It seems clear from the Border Patrol policy that there is very little incentive for Border Patrol agents to assure medication is administered regularly and properly, given agents are prohibited in almost all cases from taking care of the matter themselves and have to track down a certified medical professional to administer the meds while also overseeing holding cells designed to contain a maximum of 300 people that may well be packed with nearly 1,000 detainees.
In the Rio Grande Valley sector, which includes Weslaco and Harlingen, Texas, Border Patrol data show that the number of “illegal alien apprehensions” jumped from 59,243 in fiscal 2011 to 97,762 in fiscal 2012 — a byproduct of the success of the political and pecuniary special interests who favor a more punitive immigration system.
But this huge surge in apprehensions coupled with substandard detention facilities and oversight is fostering a culture of negligence and abuse that is putting lives at risk, sources insist.
Rodriguez, by the way, is not the only detainee who met a tragic fate after moving through the Weslaco-Harlingen-Brooks detention pipeline. Another immigrant, also from Central America, was treated to the same sausage grind this summer, sources tell Narco News. He ultimately died in a hospital in Corpus Christi in early June, less than two months prior to Rodriguez’ death, an ICE press release indicates.
Federico Mendez-Hernandez of Guatemala was only 28. The cause of his death: Rabies — a disease typically resulting from an animal bite with symptoms in the acute phase that include hallucinations; delusions; aggressive behavior, such as biting and thrashing; high fever; and hyper-fear of water and bright lights. It seems the medical personal charged with conducting the mandatory medical exam administered to ICE detainees upon their arrival at facilities like Brooks missed some big clues, if the exam was even conducted.

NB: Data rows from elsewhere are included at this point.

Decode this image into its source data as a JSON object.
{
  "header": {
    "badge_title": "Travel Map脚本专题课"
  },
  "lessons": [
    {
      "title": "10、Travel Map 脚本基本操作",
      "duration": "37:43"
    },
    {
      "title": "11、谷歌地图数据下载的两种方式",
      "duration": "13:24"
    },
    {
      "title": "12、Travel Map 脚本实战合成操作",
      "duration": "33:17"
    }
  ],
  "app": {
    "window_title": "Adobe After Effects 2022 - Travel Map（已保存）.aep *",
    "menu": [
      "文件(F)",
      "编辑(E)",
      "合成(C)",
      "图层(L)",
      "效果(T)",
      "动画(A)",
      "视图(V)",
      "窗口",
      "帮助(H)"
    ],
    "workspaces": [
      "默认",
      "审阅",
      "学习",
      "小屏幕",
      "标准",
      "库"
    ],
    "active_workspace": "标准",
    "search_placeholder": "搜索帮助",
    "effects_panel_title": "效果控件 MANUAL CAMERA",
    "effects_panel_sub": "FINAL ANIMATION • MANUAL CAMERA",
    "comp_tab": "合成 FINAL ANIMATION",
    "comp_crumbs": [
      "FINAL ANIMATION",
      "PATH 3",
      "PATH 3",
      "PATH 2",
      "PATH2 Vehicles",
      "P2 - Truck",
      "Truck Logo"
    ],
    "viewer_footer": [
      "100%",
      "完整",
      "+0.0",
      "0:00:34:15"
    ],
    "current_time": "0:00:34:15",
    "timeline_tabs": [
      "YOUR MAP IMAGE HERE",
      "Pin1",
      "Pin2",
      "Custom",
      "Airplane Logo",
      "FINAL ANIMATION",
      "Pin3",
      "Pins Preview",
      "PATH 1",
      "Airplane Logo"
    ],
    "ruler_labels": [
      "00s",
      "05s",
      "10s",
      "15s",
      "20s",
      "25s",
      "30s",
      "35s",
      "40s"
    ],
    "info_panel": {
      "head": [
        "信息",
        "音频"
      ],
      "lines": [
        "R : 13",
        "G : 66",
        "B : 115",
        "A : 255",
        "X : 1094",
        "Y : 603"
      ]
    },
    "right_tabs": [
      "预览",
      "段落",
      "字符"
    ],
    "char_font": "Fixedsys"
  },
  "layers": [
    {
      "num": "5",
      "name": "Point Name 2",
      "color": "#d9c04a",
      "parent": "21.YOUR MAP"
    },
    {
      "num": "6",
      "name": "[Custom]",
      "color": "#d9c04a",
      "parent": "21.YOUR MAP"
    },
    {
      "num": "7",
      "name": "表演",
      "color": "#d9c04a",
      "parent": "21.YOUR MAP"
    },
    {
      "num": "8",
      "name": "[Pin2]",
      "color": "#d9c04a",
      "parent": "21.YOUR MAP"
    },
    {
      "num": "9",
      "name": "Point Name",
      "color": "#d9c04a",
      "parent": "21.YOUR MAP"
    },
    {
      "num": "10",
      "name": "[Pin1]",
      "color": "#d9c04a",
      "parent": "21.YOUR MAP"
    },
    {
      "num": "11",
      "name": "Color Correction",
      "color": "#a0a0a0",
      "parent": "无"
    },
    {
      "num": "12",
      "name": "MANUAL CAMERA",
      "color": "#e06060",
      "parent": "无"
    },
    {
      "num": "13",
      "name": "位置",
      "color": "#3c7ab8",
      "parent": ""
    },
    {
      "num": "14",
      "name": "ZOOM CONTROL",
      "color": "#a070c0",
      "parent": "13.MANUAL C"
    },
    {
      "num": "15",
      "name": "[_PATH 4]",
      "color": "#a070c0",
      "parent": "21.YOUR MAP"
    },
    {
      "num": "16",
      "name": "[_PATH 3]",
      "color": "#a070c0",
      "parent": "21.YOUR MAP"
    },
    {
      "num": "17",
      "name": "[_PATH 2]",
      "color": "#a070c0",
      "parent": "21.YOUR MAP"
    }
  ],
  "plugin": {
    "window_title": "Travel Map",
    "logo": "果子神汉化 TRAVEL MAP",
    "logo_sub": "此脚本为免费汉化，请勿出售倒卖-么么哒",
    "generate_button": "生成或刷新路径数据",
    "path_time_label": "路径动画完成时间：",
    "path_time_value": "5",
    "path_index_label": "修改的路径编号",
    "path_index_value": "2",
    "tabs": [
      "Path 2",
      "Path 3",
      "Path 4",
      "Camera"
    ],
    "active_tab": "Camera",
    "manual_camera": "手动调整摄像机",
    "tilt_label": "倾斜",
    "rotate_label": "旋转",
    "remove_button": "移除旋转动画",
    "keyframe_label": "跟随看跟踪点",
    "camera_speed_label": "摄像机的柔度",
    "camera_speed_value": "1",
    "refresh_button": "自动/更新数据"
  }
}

A December 2006 report from the DHS Office of Inspector General indicates that possibility is not out of the realm of consideration:
The ICE Detention Standard for Medical Care requires all new arrivals to receive initial medical and mental health screening, including tuberculosis screening, immediately upon arrival by a health care provider or an officer trained to perform this function. The health care provider must also conduct a health appraisal and physical examination on each detainee within 14 days of arrival.
We reviewed 101 of 115 requested medical files for compliance with initial medical screening at 4 of the facilities. Eight detainees did not receive the required initial medical screening, and 14 files did not contain sufficient documentation to make a determination. Also, we reviewed 111 of 122 requested medical files for compliance with the physical examination requirement, 15 detainees did not receive the required examination, and 11 files contained insufficient documentation to make a determination.
Likewise, the latest publicly available review of the Brooks County Detention Center, conducted by ICE in 2007 and made public through a Freedom of Information Act request, indicates that Brooks was cited as being “deficient” with respect to properly documenting medical examinations of ICE detainees held in special management units.
“… Medical staff conducts visits but has no formal documentation,” the ICE report notes. “Facility administrator will address health care documentation with medical staff.”